> **EXERCISE DETAILS**
State the number of lines in the records beneath that hold the word "date", and add nothing.

> **Element data from apps and pages**
+++++

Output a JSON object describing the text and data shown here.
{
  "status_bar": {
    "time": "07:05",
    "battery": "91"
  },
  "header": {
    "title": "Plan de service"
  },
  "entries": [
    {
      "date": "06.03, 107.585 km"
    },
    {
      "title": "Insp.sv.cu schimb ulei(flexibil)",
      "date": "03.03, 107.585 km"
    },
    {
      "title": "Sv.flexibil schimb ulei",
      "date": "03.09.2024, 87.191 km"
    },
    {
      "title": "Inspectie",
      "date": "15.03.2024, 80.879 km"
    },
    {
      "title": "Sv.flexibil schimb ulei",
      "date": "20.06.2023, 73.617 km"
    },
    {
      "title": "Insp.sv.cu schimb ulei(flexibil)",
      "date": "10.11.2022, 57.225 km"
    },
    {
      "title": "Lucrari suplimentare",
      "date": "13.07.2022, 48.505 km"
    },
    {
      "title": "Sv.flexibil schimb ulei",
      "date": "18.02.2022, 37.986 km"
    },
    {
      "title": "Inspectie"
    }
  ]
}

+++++

> **TASK OUTPUT**
8